Look through the material below and count the lines with the string "icon". Report only the count.

◆ ◆ ◆ ◆ ◆ ◆ ◆

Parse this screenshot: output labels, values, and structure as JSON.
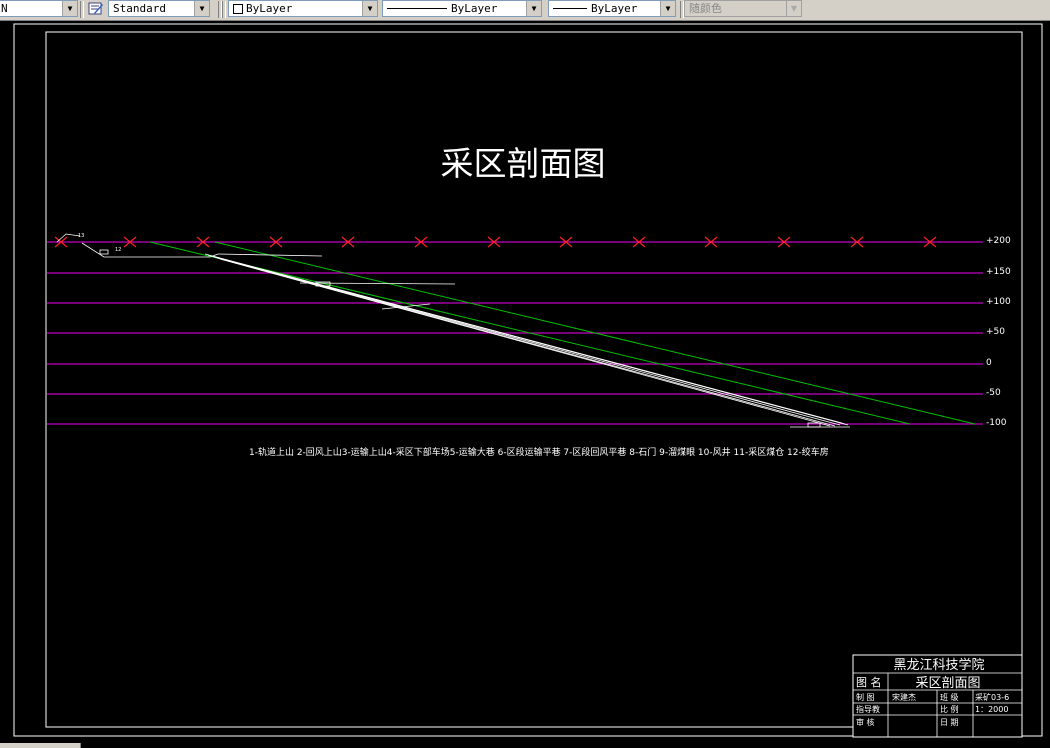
{
  "toolbar": {
    "textstyle": "Standard",
    "color": "ByLayer",
    "linetype": "ByLayer",
    "lineweight": "ByLayer",
    "plotstyle": "随颜色"
  },
  "drawing": {
    "title": "采区剖面图",
    "elevations": [
      "+200",
      "+150",
      "+100",
      "+50",
      "0",
      "-50",
      "-100"
    ],
    "legend": "1-轨道上山 2-回风上山3-运输上山4-采区下部车场5-运输大巷 6-区段运输平巷  7-区段回风平巷  8-石门  9-溜煤眼  10-风井     11-采区煤仓  12-绞车房",
    "labels": {
      "l13": "13",
      "l12": "12"
    }
  },
  "titleblock": {
    "school": "黑龙江科技学院",
    "name_label": "图 名",
    "name_value": "采区剖面图",
    "row1": {
      "label": "制  图",
      "value": "宋建杰",
      "label2": "班  级",
      "value2": "采矿03-6"
    },
    "row2": {
      "label": "指导教",
      "value": "",
      "label2": "比  例",
      "value2": "1：2000"
    },
    "row3": {
      "label": "审  核",
      "value": "",
      "label2": "日     期",
      "value2": ""
    }
  },
  "colors": {
    "magenta": "#c000c0",
    "green": "#00c000",
    "red": "#ff2020",
    "white": "#ffffff"
  }
}
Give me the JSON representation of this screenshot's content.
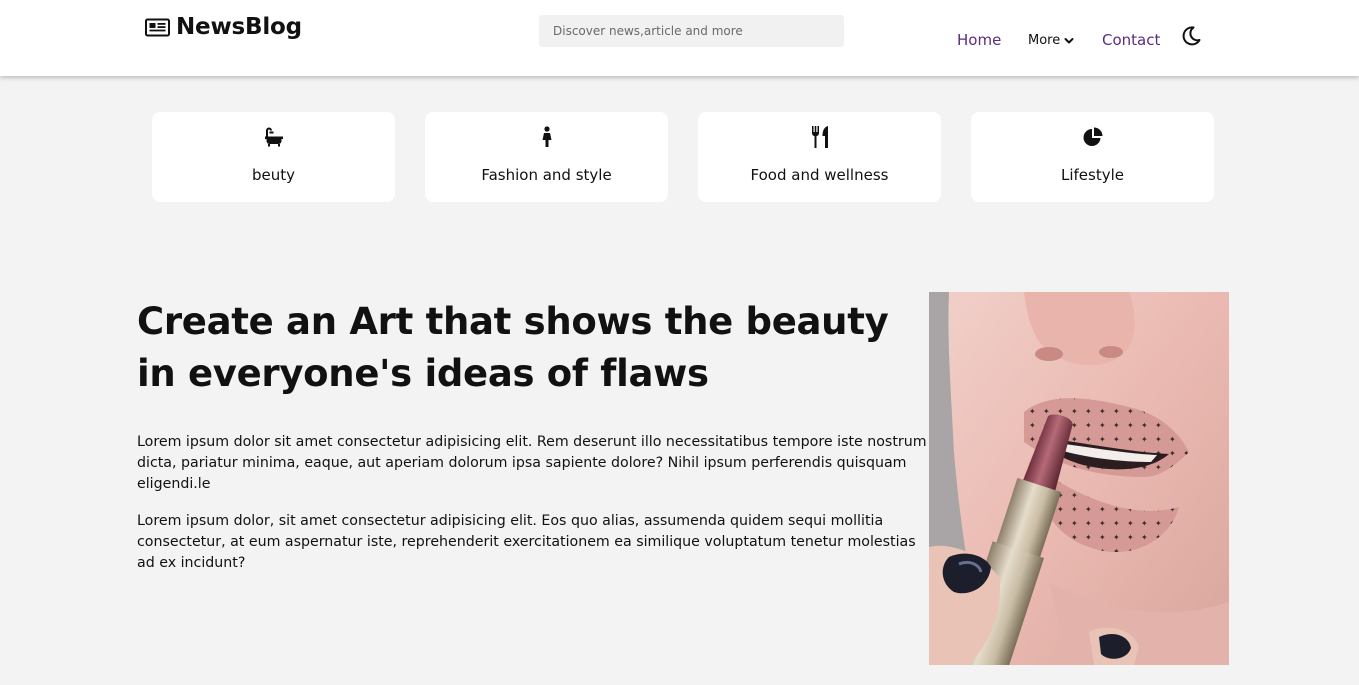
{
  "header": {
    "brand": "NewsBlog",
    "brand_icon": "newspaper-icon",
    "search_placeholder": "Discover news,article and more",
    "nav": {
      "home": "Home",
      "more": "More",
      "contact": "Contact"
    },
    "accent_color": "#5a2d82",
    "theme_icon": "moon-icon"
  },
  "categories": [
    {
      "label": "beuty",
      "icon": "bathtub-icon"
    },
    {
      "label": "Fashion and style",
      "icon": "female-figure-icon"
    },
    {
      "label": "Food and wellness",
      "icon": "utensils-icon"
    },
    {
      "label": "Lifestyle",
      "icon": "pie-chart-icon"
    }
  ],
  "article": {
    "title": "Create an Art that shows the beauty in everyone's ideas of flaws",
    "paragraphs": [
      "Lorem ipsum dolor sit amet consectetur adipisicing elit. Rem deserunt illo necessitatibus tempore iste nostrum dicta, pariatur minima, eaque, aut aperiam dolorum ipsa sapiente dolore? Nihil ipsum perferendis quisquam eligendi.le",
      "Lorem ipsum dolor, sit amet consectetur adipisicing elit. Eos quo alias, assumenda quidem sequi mollitia consectetur, at eum aspernatur iste, reprehenderit exercitationem ea similique voluptatum tenetur molestias ad ex incidunt?"
    ],
    "image": "lipstick-photo"
  }
}
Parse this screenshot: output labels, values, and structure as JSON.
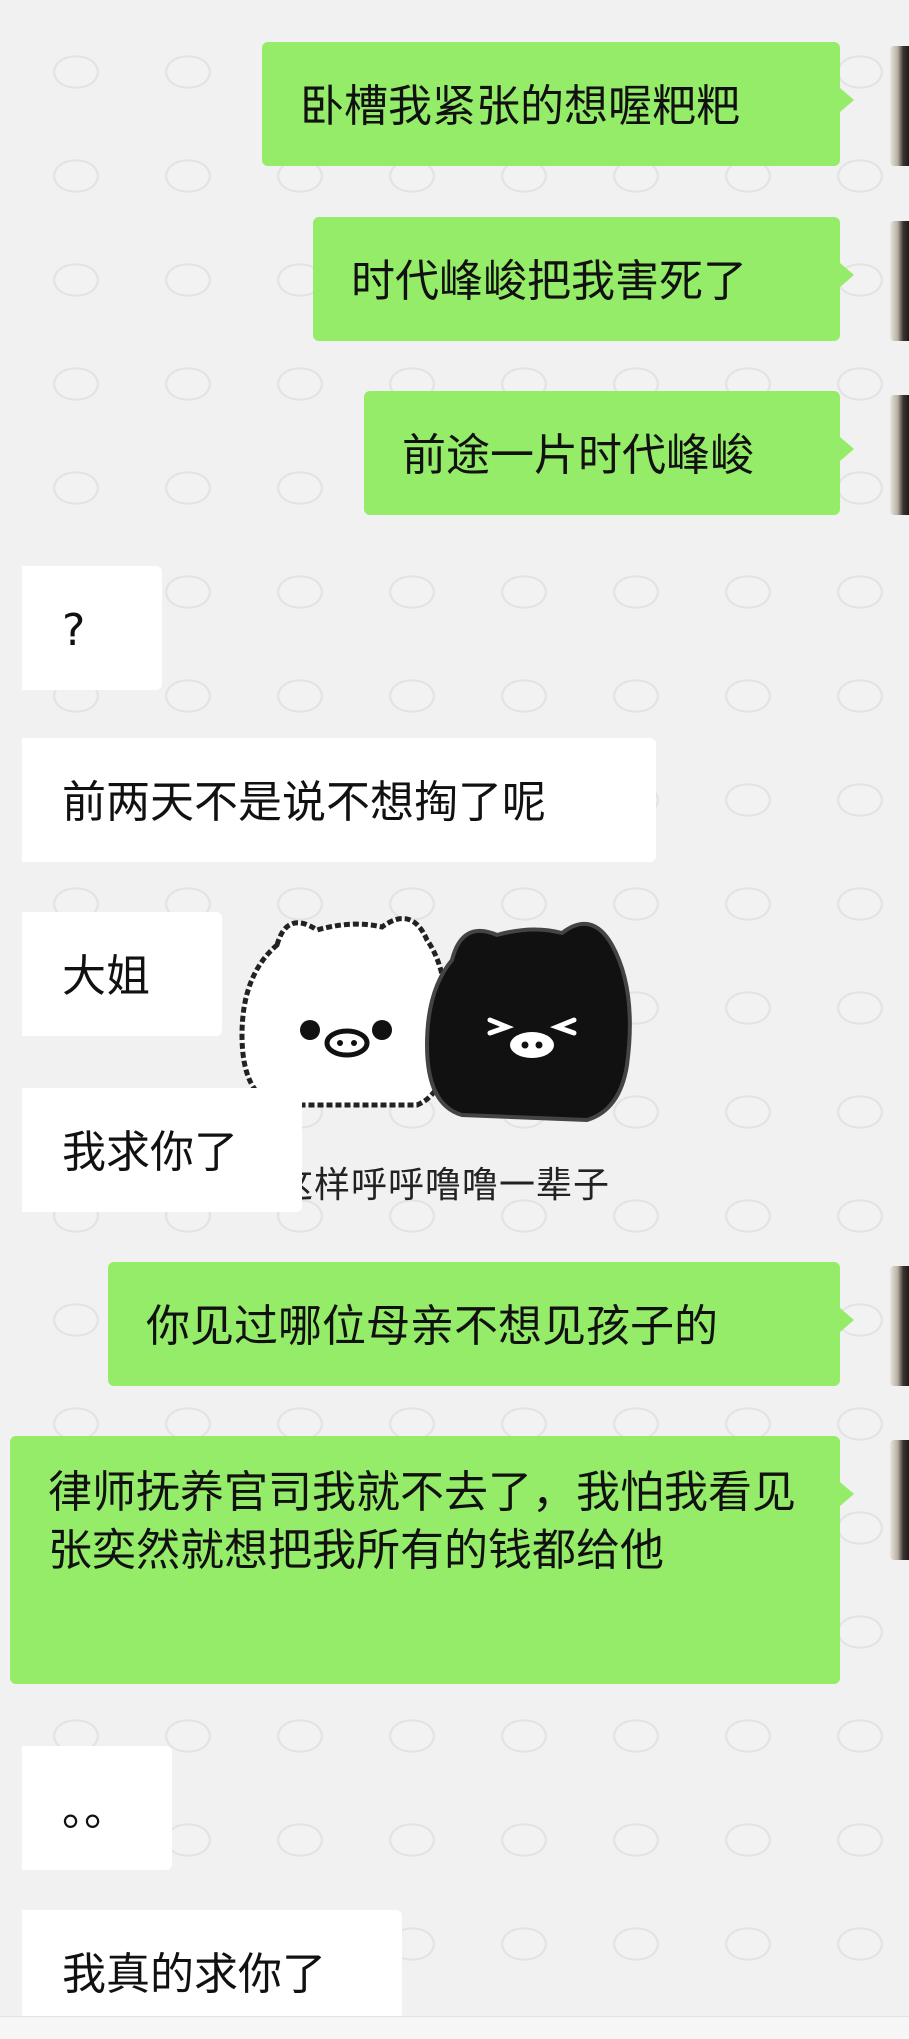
{
  "messages": [
    {
      "from": "me",
      "text": "卧槽我紧张的想喔粑粑"
    },
    {
      "from": "me",
      "text": "时代峰峻把我害死了"
    },
    {
      "from": "me",
      "text": "前途一片时代峰峻"
    },
    {
      "from": "other",
      "text": "?"
    },
    {
      "from": "other",
      "text": "前两天不是说不想掏了呢"
    },
    {
      "from": "other",
      "text": "大姐"
    },
    {
      "from": "other",
      "text": "我求你了"
    },
    {
      "from": "me",
      "text": "你见过哪位母亲不想见孩子的"
    },
    {
      "from": "me",
      "text": "律师抚养官司我就不去了，我怕我看见张奕然就想把我所有的钱都给他"
    },
    {
      "from": "other",
      "text": "。。"
    },
    {
      "from": "other",
      "text": "我真的求你了"
    }
  ],
  "sticker": {
    "icon": "pig-couple-sticker",
    "caption": "就这样呼呼噜噜一辈子"
  },
  "colors": {
    "outgoing_bubble": "#95ec69",
    "incoming_bubble": "#ffffff",
    "background": "#f1f1f1"
  }
}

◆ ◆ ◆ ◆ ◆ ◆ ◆

- **SOLUTION**
7